Random fact #2: I am a sucker for bread pudding. The down-home-ness of dredging bread in custard implies a certain level of decadence and deliciousness that more rarefied desserts can’t compete with. I read dessert and brunch menus more avidly than I order from them, and I am always drawn to the variations on bread pudding that are advertised — from elegant almond flavored croissant bread puddings to savory stratas with sun dried tomatoes and spinach greens. Bread pudding, along with rice pudding, has been on my shortlist of frugal, versatile comfort food meals to experiment with and file away.
Random fact #3: My grandparents don’t know what to do with panettone. Every Xmas, they receive a red tin from Italy, sent by their producer friend. I have truly stylin’ grandparents, but this Italian sweetbread baffles them. So with a lingering holiday sweet tooth, a reluctance to plunge back into work, and a mandatory soft food diet, I now had my hands on the bread…
I adapted Smitten Kitchen’s “raisin-studded apple bread pudding” — sans the apples and raisins — using panettone with candied chestnuts:
Instead of whole milk, I used 2 cups heavy cream and 2 cups rice milk and everything worked out fine. Per Deb’s instructions, I opted to go with 4 cups milk and 4 eggs for a bread pudding “truly submerged and then suspended in…custard, rather than just lightly soaked in it…” I was happy with this decision — the bread cubes were still nicely bruléed on top and not overly saturated.

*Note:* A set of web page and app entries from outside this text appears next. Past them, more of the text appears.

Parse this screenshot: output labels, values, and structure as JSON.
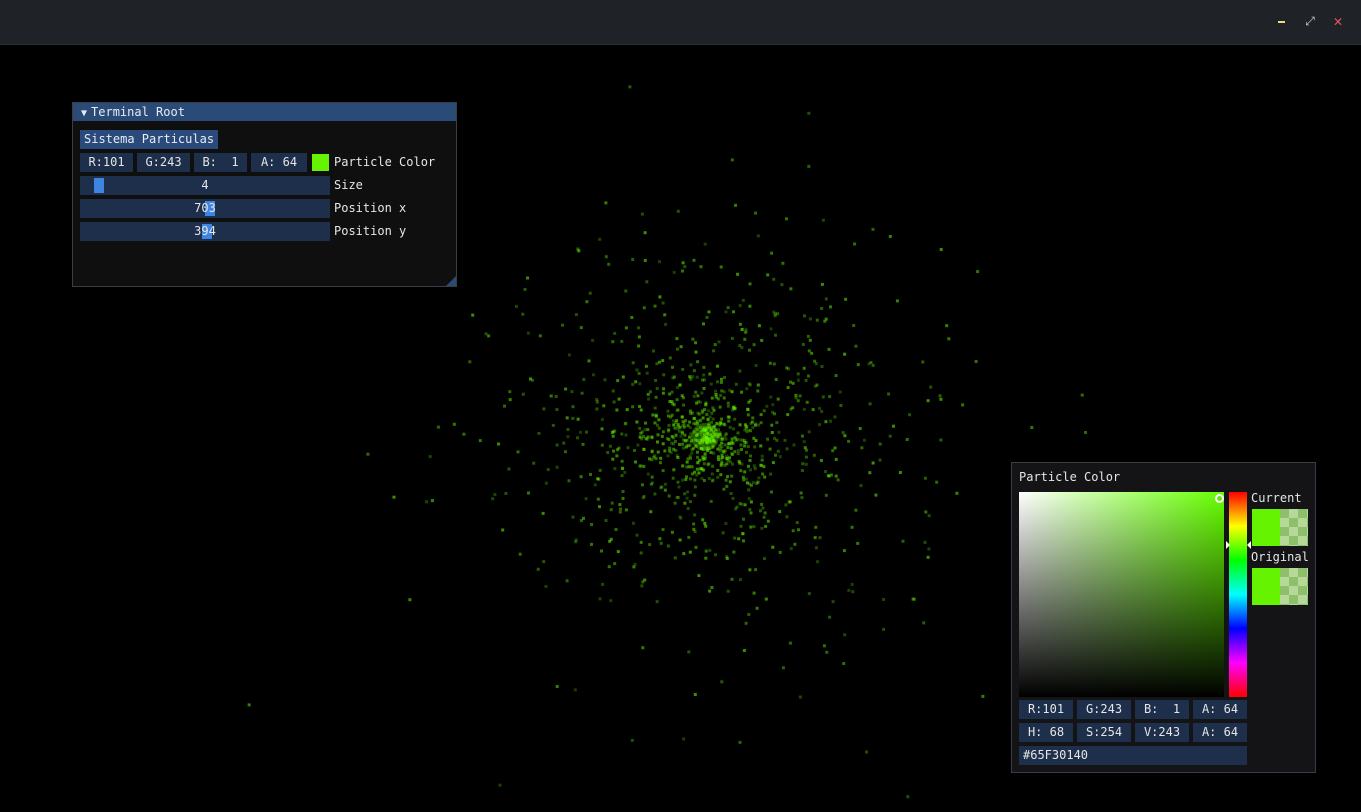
{
  "window": {
    "controls": {
      "minimize": "minimize-icon",
      "maximize": "restore-icon",
      "close": "close-icon"
    },
    "colors": {
      "titlebar": "#1f2227",
      "close": "#e25563",
      "minimize": "#f2d97a"
    }
  },
  "root_panel": {
    "title": "Terminal Root",
    "collapse_icon": "▼",
    "button_label": "Sistema Particulas",
    "color_fields": {
      "r": "R:101",
      "g": "G:243",
      "b": "B:  1",
      "a": "A: 64"
    },
    "color_label": "Particle Color",
    "swatch_color": "#65f301",
    "size": {
      "value": "4",
      "label": "Size",
      "fraction": 0.05
    },
    "position_x": {
      "value": "703",
      "label": "Position x",
      "fraction": 0.52
    },
    "position_y": {
      "value": "394",
      "label": "Position y",
      "fraction": 0.51
    }
  },
  "color_picker": {
    "title": "Particle Color",
    "current_label": "Current",
    "original_label": "Original",
    "rgba": {
      "r": "R:101",
      "g": "G:243",
      "b": "B:  1",
      "a": "A: 64"
    },
    "hsva": {
      "h": "H: 68",
      "s": "S:254",
      "v": "V:243",
      "a": "A: 64"
    },
    "hex": "#65F30140",
    "current_color": "#65f301",
    "hue_color": "#66ff00"
  },
  "scene": {
    "particle_color": "#65f301"
  }
}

It was the perfect storm for a foray into bread pudding: a toothache, unwanted sweetbread, no groceries and some leftover pantry ingredients. But lest we forget the final ingredient: vicodin. From that experiment, I learned the following:
- Bread pudding can be vigorously sucked down one’s throat using one’s tongue and bottom right side of teeth only.
- Bread pudding can augment the gentle high of prescription painkillers, distributing the warm buzz of vicodin in the form of molasses-soaked sweet bread, while simultaneously offsetting nausea.
- Bread pudding helps a lady convalesce, continues the holiday feast, clears out the pantry, and keeps it classy.
- Bread pudding, I may have stitches in my gum and a slightly discernible lisp — but I sing your praises!